> _Source material_:

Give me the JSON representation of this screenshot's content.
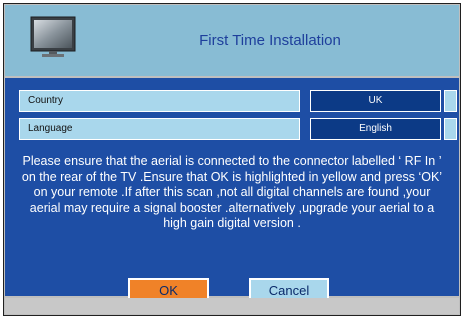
{
  "dialog": {
    "title": "First Time Installation",
    "icon": "tv-icon"
  },
  "settings": [
    {
      "label": "Country",
      "value": "UK"
    },
    {
      "label": "Language",
      "value": "English"
    }
  ],
  "message": "Please ensure that the aerial is connected to the connector labelled ‘ RF In ’ on the rear of the TV .Ensure that OK is highlighted in yellow and press ‘OK’ on your remote .If after this scan ,not all digital channels are found ,your aerial may require a signal booster .alternatively ,upgrade your aerial to a high gain digital version .",
  "buttons": {
    "ok_label": "OK",
    "cancel_label": "Cancel"
  },
  "colors": {
    "title_bar": "#88bcd4",
    "title_text": "#1e3f9c",
    "panel": "#1e4ea5",
    "value_cell": "#0c3a86",
    "label_cell": "#a9d7ec",
    "ok_highlight": "#f08228"
  }
}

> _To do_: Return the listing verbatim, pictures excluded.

> _The completed task_:
Give me the JSON representation of this screenshot's content.
{
  "dialog": {
    "title": "First Time Installation",
    "icon": "tv-icon"
  },
  "settings": [
    {
      "label": "Country",
      "value": "UK"
    },
    {
      "label": "Language",
      "value": "English"
    }
  ],
  "message": "Please ensure that the aerial is connected to the connector labelled ‘ RF In ’ on the rear of the TV .Ensure that OK is highlighted in yellow and press ‘OK’ on your remote .If after this scan ,not all digital channels are found ,your aerial may require a signal booster .alternatively ,upgrade your aerial to a high gain digital version .",
  "buttons": {
    "ok_label": "OK",
    "cancel_label": "Cancel"
  },
  "colors": {
    "title_bar": "#88bcd4",
    "title_text": "#1e3f9c",
    "panel": "#1e4ea5",
    "value_cell": "#0c3a86",
    "label_cell": "#a9d7ec",
    "ok_highlight": "#f08228"
  }
}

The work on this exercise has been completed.